Task to complete: Report each line of the records below that uses the word "true".

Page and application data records

#####

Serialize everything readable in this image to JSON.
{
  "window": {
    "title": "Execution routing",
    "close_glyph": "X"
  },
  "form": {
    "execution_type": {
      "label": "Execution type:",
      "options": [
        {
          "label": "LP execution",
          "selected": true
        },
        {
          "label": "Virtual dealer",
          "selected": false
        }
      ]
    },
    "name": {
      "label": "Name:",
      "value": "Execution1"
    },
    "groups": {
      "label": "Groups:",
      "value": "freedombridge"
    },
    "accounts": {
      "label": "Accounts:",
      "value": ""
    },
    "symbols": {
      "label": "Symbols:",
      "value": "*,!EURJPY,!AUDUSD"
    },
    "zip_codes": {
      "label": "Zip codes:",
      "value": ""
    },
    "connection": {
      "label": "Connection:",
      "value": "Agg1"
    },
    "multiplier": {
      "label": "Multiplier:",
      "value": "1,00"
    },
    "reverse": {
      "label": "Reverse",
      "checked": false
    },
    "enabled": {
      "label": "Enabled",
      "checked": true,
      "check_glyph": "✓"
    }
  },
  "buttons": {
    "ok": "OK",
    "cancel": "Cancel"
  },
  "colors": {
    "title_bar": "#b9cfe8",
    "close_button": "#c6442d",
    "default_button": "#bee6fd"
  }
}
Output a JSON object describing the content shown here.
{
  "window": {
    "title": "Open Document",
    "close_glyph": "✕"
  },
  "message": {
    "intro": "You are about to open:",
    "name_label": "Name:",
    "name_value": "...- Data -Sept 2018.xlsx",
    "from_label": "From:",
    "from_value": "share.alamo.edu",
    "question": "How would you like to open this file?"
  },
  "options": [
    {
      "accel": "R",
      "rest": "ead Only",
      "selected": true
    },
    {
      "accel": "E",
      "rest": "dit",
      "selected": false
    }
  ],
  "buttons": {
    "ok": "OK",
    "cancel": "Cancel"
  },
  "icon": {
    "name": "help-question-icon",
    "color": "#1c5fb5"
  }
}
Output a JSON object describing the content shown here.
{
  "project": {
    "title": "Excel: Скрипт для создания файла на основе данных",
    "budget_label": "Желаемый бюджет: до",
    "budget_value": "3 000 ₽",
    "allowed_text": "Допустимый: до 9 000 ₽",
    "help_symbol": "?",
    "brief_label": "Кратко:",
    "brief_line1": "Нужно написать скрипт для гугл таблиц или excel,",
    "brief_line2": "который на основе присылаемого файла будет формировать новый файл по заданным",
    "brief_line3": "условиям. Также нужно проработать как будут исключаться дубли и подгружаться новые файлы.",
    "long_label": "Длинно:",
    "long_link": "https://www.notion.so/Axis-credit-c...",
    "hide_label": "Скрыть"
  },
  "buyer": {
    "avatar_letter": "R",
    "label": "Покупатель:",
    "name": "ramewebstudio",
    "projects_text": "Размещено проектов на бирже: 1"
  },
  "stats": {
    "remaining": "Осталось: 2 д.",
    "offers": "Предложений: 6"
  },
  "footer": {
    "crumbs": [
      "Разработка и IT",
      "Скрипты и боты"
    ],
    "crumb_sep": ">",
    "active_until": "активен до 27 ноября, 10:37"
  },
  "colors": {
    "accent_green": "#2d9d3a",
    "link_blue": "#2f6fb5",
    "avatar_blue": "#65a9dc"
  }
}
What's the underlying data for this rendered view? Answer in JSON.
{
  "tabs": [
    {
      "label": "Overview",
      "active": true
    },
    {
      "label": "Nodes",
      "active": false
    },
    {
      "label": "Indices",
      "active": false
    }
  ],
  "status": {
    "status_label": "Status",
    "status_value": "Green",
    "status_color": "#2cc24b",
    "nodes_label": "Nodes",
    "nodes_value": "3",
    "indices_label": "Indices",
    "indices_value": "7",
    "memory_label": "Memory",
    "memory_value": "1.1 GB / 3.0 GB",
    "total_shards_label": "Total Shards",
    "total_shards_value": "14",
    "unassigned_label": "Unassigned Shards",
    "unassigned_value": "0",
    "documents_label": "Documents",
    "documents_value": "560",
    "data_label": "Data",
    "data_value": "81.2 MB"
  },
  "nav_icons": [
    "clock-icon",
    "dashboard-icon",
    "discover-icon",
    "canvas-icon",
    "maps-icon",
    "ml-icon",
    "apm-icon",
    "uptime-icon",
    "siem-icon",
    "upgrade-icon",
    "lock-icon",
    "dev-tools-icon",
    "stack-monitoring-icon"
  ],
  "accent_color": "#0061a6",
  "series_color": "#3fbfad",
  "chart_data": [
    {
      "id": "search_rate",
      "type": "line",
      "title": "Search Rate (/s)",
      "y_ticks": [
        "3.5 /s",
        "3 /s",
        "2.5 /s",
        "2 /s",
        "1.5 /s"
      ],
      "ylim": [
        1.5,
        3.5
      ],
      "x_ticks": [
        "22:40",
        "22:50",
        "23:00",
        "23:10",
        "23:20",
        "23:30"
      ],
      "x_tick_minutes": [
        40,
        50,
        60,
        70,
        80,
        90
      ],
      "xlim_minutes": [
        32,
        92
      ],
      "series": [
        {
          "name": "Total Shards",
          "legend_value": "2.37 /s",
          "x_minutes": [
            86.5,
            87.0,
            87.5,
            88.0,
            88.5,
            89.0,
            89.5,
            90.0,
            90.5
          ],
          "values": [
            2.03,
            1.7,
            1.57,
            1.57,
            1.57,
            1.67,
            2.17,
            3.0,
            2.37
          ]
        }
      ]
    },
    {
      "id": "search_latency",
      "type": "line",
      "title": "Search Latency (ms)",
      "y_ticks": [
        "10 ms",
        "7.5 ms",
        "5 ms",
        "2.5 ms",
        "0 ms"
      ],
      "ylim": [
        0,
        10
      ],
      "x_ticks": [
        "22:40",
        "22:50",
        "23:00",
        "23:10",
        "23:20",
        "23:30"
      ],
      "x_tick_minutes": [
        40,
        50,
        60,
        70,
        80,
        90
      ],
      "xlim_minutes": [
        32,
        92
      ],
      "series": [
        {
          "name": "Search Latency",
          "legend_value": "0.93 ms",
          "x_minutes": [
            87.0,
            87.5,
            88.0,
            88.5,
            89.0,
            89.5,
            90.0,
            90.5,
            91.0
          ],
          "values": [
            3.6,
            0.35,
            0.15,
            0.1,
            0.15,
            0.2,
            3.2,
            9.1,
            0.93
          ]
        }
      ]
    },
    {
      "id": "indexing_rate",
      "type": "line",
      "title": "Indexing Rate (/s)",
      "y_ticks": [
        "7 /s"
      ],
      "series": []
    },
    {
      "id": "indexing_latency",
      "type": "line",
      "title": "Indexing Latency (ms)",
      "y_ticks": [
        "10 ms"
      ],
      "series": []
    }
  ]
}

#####

Task response:
          "selected": true
      "checked": true,
      "selected": true
      "active": true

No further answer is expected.